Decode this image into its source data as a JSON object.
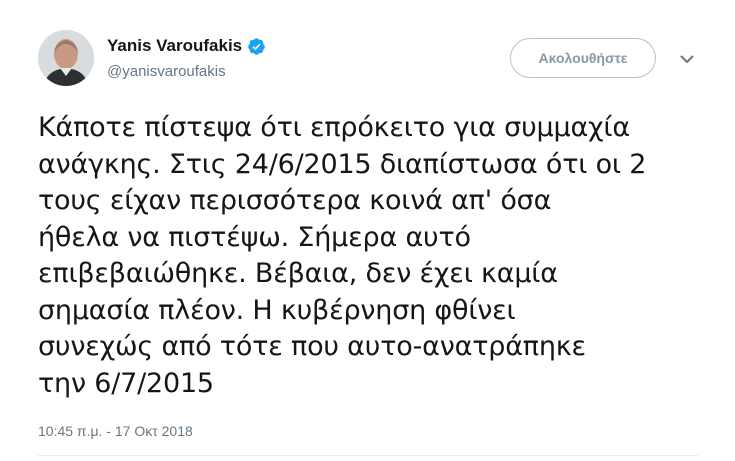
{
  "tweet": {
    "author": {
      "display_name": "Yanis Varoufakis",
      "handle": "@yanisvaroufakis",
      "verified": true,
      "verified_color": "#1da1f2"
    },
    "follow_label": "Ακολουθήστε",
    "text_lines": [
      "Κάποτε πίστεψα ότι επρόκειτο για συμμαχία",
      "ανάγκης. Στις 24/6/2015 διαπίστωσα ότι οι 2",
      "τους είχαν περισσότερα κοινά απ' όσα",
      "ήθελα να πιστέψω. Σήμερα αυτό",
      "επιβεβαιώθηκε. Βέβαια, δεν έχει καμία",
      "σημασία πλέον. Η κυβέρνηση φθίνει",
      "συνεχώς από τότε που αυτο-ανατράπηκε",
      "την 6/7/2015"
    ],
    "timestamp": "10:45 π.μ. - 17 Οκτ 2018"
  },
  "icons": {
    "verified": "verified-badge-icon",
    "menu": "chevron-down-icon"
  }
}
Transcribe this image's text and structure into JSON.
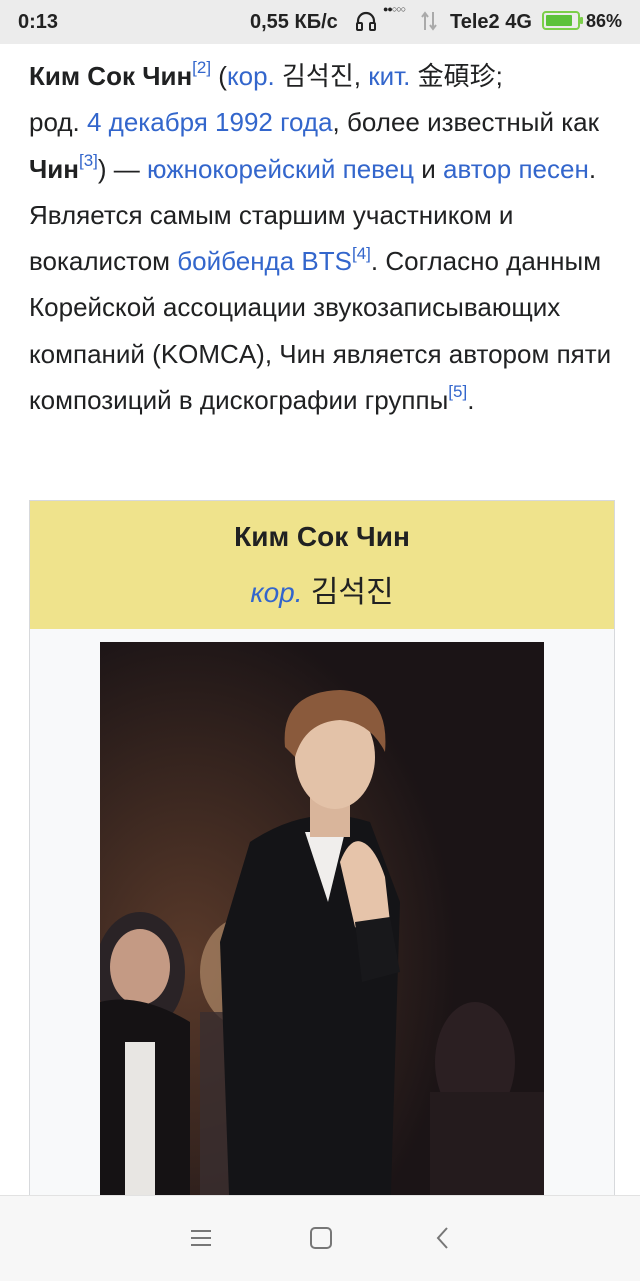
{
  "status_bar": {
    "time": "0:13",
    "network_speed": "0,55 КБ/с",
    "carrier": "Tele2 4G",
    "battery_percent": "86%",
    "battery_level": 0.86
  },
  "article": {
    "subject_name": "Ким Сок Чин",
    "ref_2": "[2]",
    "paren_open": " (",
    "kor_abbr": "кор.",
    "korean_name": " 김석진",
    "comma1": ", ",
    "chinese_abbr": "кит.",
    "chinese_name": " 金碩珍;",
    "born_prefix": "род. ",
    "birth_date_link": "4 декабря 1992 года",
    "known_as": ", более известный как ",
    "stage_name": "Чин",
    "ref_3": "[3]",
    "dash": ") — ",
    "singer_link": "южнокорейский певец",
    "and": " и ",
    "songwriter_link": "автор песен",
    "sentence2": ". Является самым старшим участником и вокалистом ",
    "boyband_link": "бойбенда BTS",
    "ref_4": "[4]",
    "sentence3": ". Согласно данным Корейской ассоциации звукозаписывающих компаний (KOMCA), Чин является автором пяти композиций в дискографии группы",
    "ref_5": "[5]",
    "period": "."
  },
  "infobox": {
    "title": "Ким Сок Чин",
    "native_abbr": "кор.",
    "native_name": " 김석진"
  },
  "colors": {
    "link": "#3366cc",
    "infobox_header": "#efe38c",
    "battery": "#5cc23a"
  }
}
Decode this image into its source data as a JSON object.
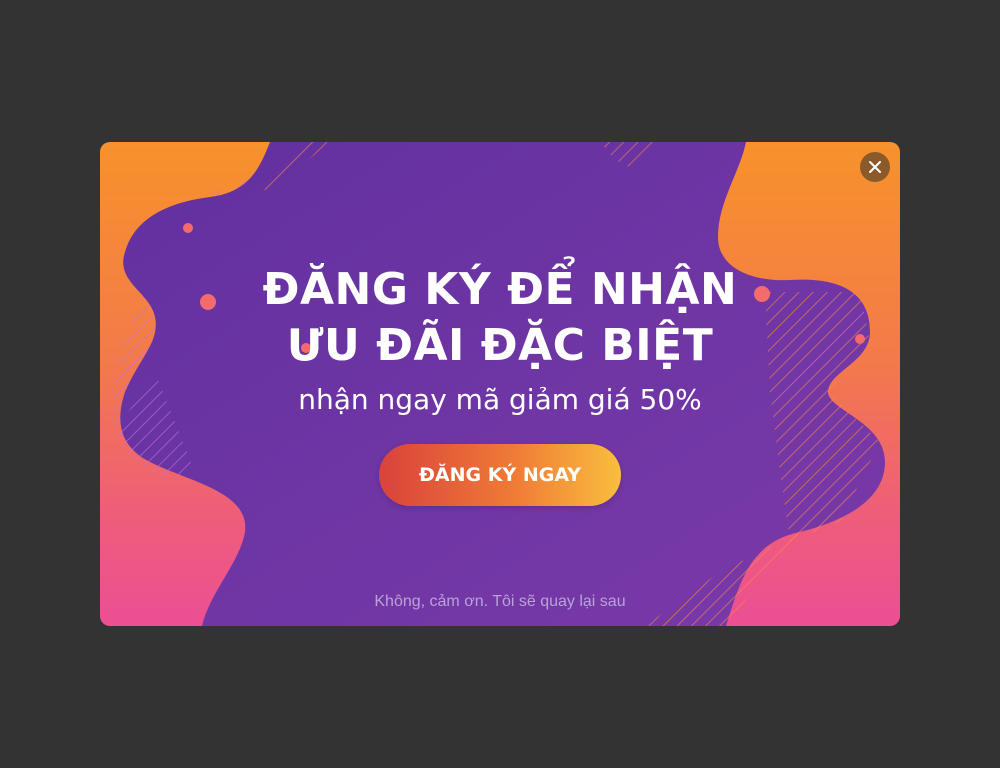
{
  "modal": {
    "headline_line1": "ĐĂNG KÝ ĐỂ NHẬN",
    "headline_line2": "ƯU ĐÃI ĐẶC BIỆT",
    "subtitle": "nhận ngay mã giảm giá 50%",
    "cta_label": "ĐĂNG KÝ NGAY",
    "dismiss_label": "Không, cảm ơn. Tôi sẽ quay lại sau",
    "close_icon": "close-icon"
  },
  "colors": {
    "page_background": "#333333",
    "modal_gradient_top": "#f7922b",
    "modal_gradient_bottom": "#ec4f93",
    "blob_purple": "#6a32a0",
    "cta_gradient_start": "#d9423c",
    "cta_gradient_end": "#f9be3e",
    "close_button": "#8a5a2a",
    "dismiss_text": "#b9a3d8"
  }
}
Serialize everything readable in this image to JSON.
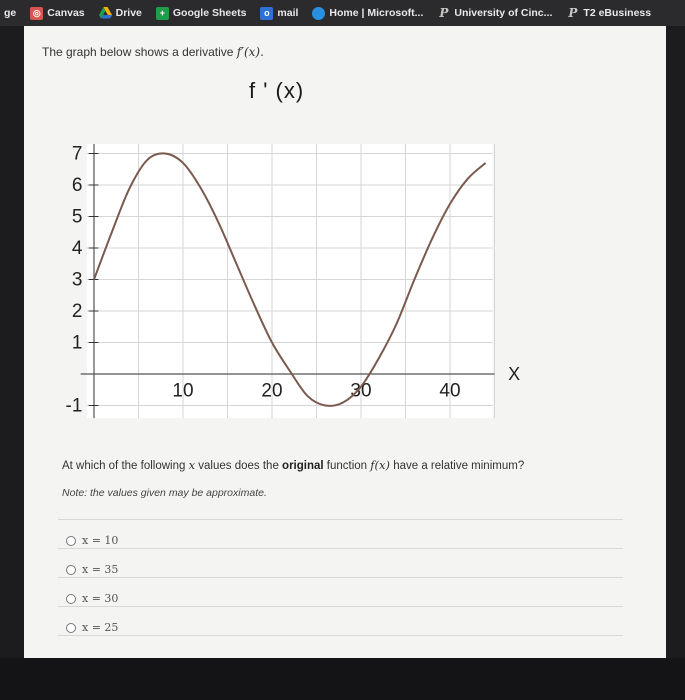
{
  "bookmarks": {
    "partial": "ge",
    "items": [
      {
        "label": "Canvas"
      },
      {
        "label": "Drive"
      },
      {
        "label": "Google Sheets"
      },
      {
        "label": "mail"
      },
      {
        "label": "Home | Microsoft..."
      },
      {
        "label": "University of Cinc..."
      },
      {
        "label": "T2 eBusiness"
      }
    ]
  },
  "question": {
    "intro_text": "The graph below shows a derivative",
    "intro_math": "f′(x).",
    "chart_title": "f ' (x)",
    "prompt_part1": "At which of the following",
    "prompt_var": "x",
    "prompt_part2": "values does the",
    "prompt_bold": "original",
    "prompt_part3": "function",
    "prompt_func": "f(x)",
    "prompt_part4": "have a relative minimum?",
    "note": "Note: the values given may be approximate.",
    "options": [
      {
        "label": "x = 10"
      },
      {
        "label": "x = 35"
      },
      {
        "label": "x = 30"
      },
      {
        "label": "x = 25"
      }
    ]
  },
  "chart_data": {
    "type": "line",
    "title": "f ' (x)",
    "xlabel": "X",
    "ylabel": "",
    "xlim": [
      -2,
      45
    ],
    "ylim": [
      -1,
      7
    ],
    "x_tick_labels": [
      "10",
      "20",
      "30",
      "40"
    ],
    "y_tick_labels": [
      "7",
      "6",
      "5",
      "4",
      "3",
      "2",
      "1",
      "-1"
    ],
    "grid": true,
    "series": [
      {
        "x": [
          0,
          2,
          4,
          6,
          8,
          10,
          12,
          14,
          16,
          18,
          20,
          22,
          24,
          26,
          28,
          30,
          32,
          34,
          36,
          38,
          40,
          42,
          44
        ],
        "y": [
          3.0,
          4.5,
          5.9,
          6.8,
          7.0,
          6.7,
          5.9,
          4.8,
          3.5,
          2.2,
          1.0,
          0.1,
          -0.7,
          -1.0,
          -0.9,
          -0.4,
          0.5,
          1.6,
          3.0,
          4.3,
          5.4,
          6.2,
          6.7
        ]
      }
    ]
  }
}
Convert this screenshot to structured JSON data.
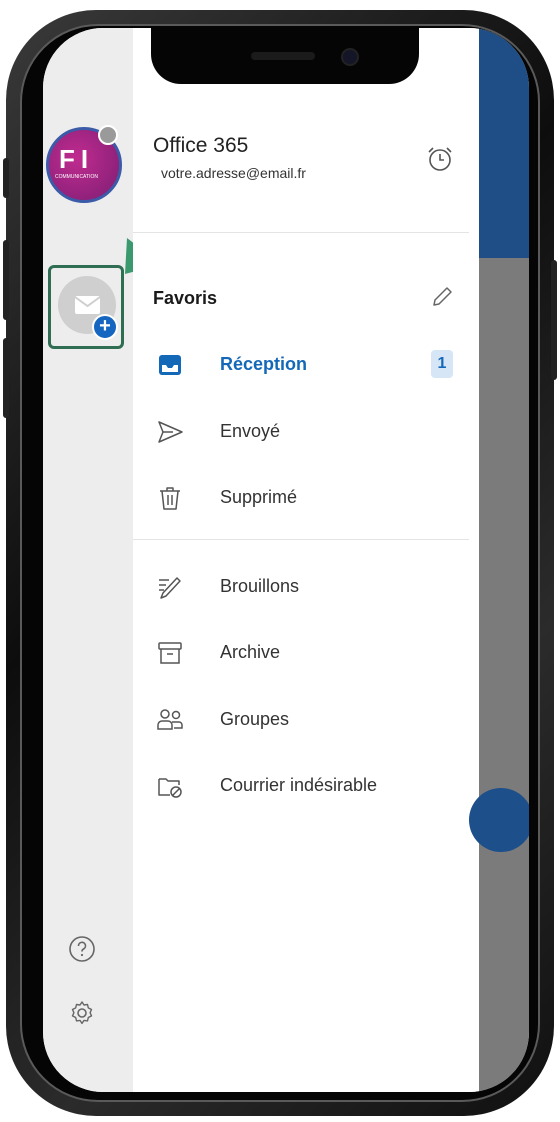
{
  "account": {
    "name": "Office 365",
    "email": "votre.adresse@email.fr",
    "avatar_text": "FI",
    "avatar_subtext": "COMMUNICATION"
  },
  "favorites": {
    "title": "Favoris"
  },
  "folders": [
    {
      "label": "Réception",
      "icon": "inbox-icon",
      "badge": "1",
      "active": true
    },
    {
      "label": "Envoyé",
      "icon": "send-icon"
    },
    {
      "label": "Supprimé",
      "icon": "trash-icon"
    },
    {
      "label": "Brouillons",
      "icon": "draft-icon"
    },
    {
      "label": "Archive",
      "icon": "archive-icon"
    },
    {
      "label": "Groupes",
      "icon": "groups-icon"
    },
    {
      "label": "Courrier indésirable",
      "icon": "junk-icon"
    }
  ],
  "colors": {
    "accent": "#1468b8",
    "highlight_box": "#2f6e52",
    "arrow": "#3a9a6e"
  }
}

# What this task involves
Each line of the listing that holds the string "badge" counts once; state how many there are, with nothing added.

# Worked solution
2